| EXERCISE DETAILS |
Read the records and gather each line that includes "source".

| SUPPLIED MATERIAL |
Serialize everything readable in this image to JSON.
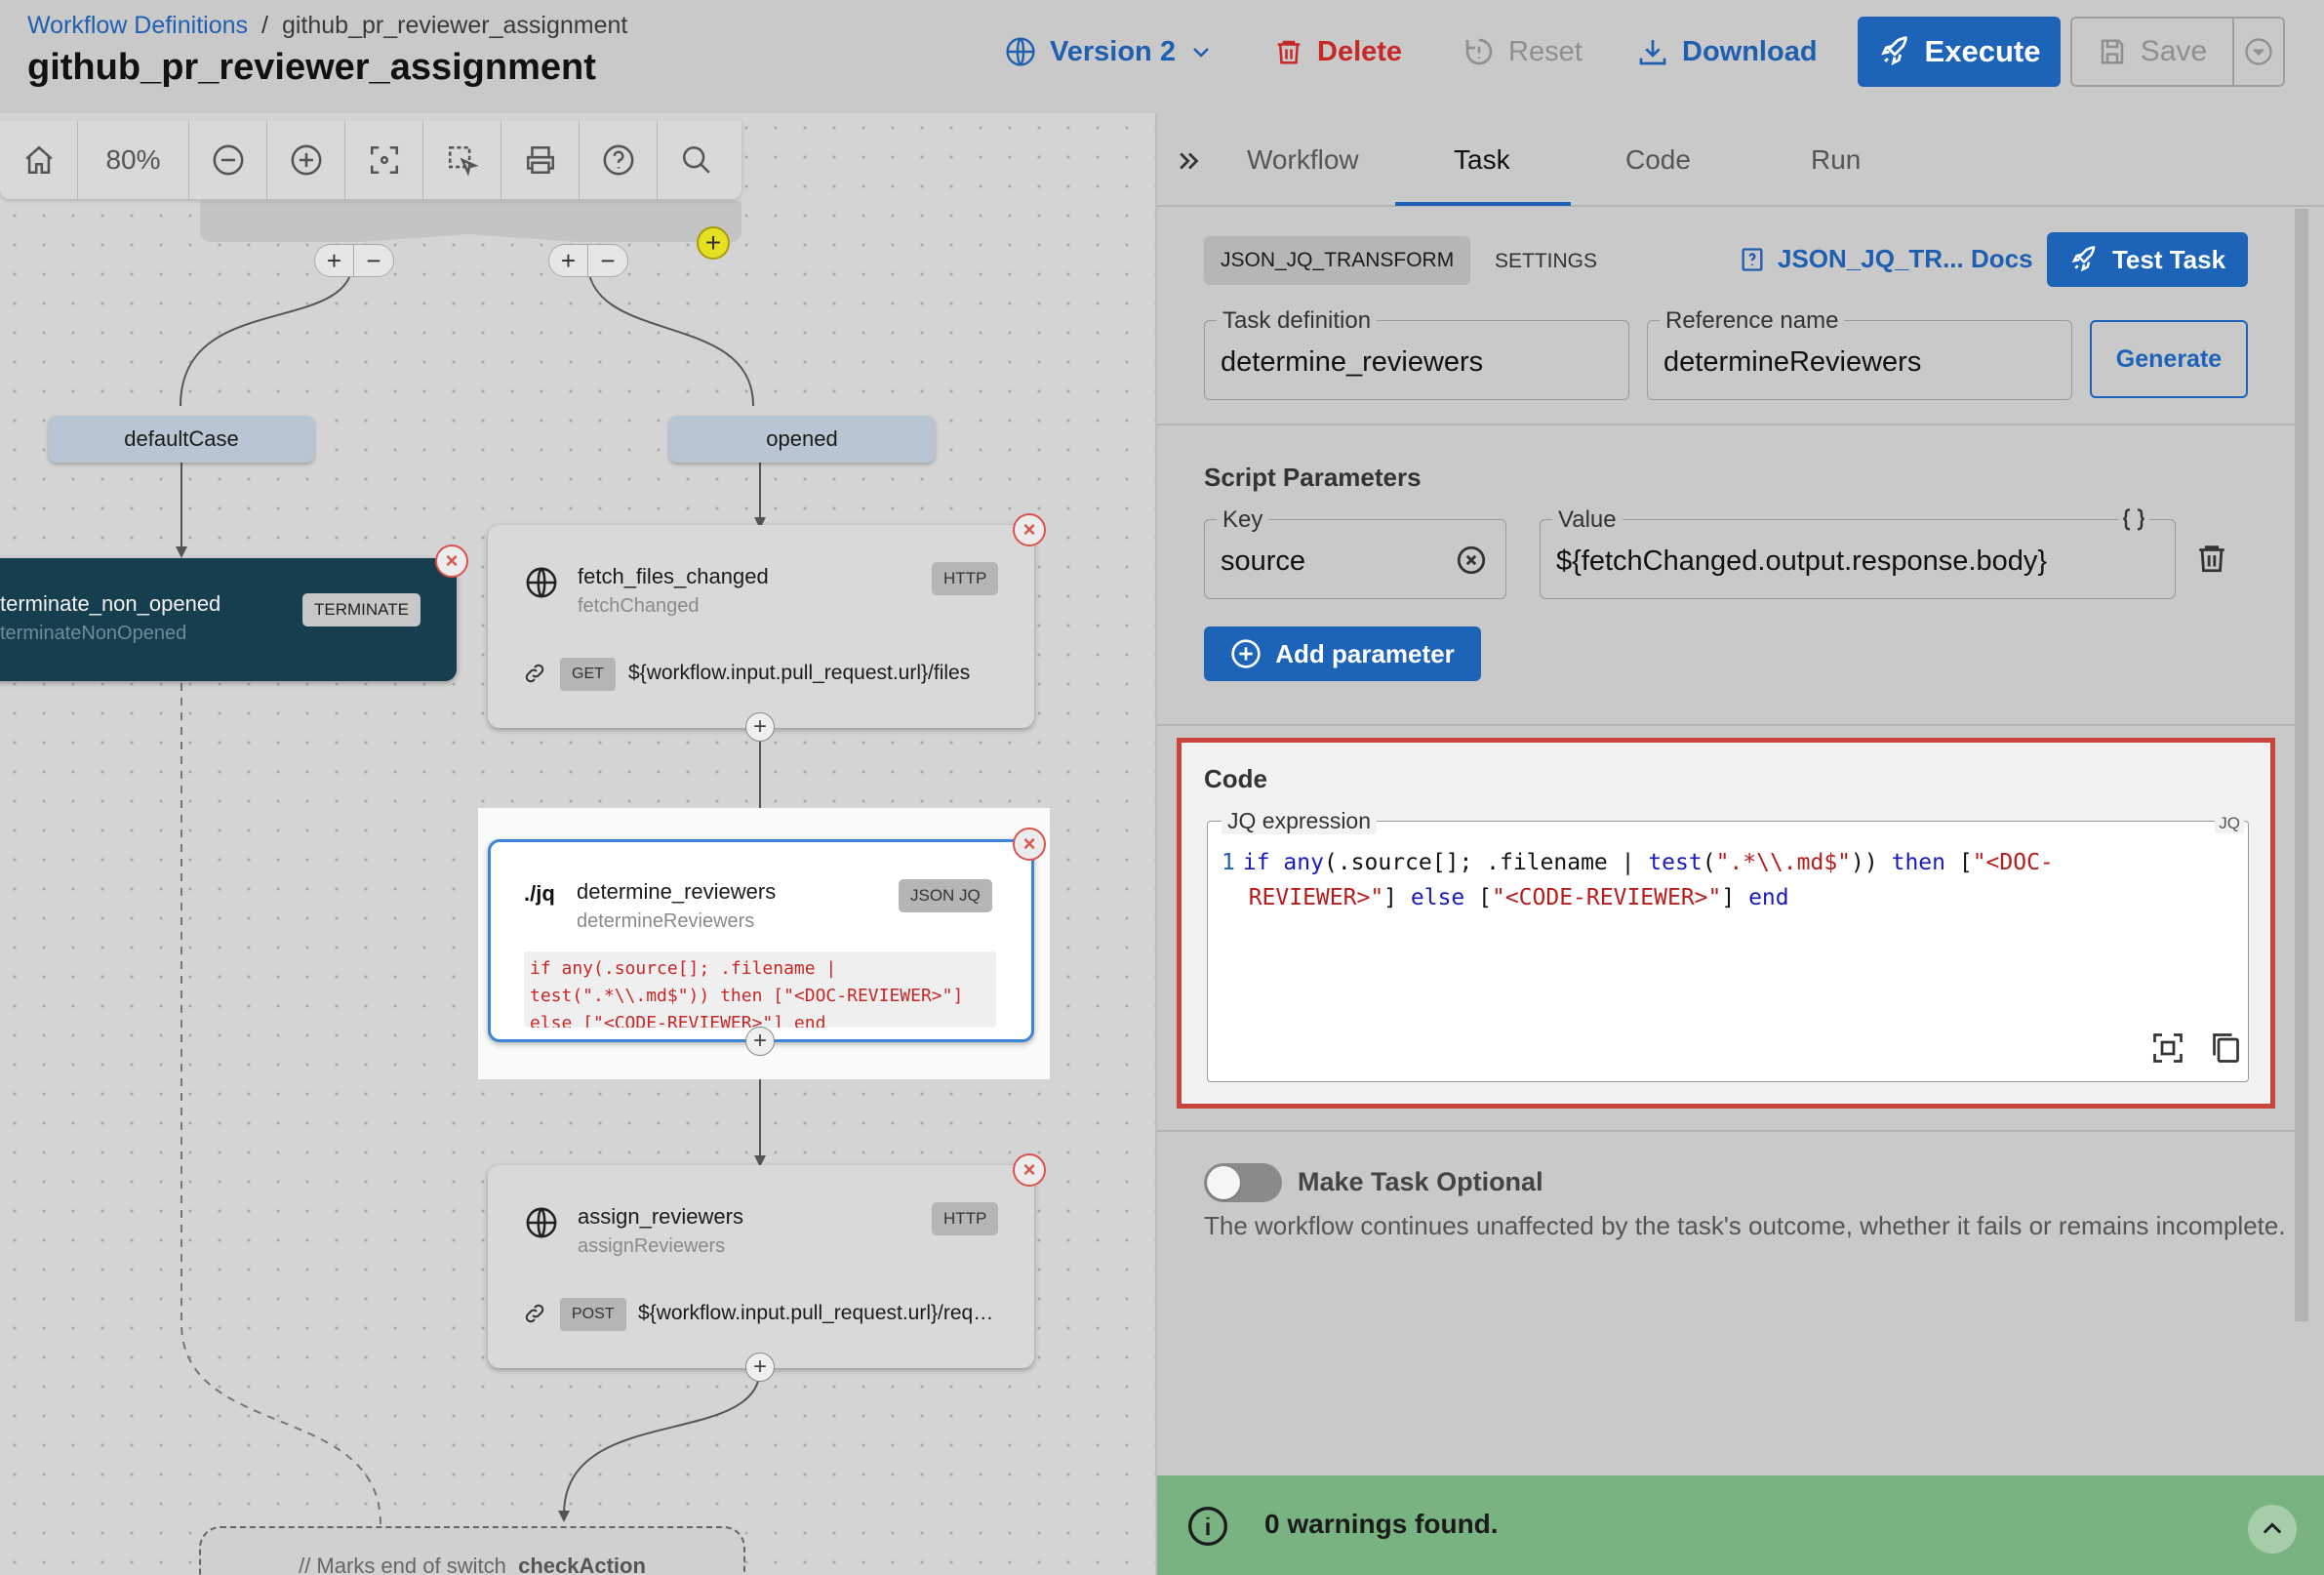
{
  "breadcrumb": {
    "parent": "Workflow Definitions",
    "separator": "/",
    "current": "github_pr_reviewer_assignment"
  },
  "page_title": "github_pr_reviewer_assignment",
  "header_actions": {
    "version": "Version 2",
    "delete": "Delete",
    "reset": "Reset",
    "download": "Download",
    "execute": "Execute",
    "save": "Save"
  },
  "canvas": {
    "zoom": "80%",
    "cases": {
      "default": "defaultCase",
      "opened": "opened"
    },
    "nodes": {
      "terminate": {
        "name": "terminate_non_opened",
        "ref": "terminateNonOpened",
        "type": "TERMINATE"
      },
      "fetch": {
        "name": "fetch_files_changed",
        "ref": "fetchChanged",
        "type": "HTTP",
        "method": "GET",
        "url": "${workflow.input.pull_request.url}/files"
      },
      "jq": {
        "prefix": "./jq",
        "name": "determine_reviewers",
        "ref": "determineReviewers",
        "type": "JSON JQ",
        "snippet": "if any(.source[]; .filename | test(\".*\\\\.md$\")) then [\"<DOC-REVIEWER>\"] else [\"<CODE-REVIEWER>\"] end"
      },
      "assign": {
        "name": "assign_reviewers",
        "ref": "assignReviewers",
        "type": "HTTP",
        "method": "POST",
        "url": "${workflow.input.pull_request.url}/requested_reviewers"
      }
    },
    "end_node": {
      "comment": "// Marks end of switch",
      "name": "checkAction"
    }
  },
  "panel": {
    "tabs": [
      "Workflow",
      "Task",
      "Code",
      "Run"
    ],
    "active_tab": "Task",
    "task_type_chip": "JSON_JQ_TRANSFORM",
    "settings_tab": "SETTINGS",
    "docs_link": "JSON_JQ_TR... Docs",
    "test_task": "Test Task",
    "task_definition": {
      "label": "Task definition",
      "value": "determine_reviewers"
    },
    "reference_name": {
      "label": "Reference name",
      "value": "determineReviewers"
    },
    "generate": "Generate",
    "script_params": {
      "title": "Script Parameters",
      "key_label": "Key",
      "key_value": "source",
      "value_label": "Value",
      "value_value": "${fetchChanged.output.response.body}",
      "add_parameter": "Add parameter"
    },
    "code": {
      "title": "Code",
      "expression_label": "JQ expression",
      "lang": "JQ",
      "line_number": "1"
    },
    "optional": {
      "title": "Make Task Optional",
      "description": "The workflow continues unaffected by the task's outcome, whether it fails or remains incomplete."
    },
    "warnings": "0 warnings found."
  }
}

| SOLUTION |
        "snippet": "if any(.source[]; .filename | test(\".*\\\\.md$\")) then [\"<DOC-REVIEWER>\"] else [\"<CODE-REVIEWER>\"] end"
      "key_value": "source",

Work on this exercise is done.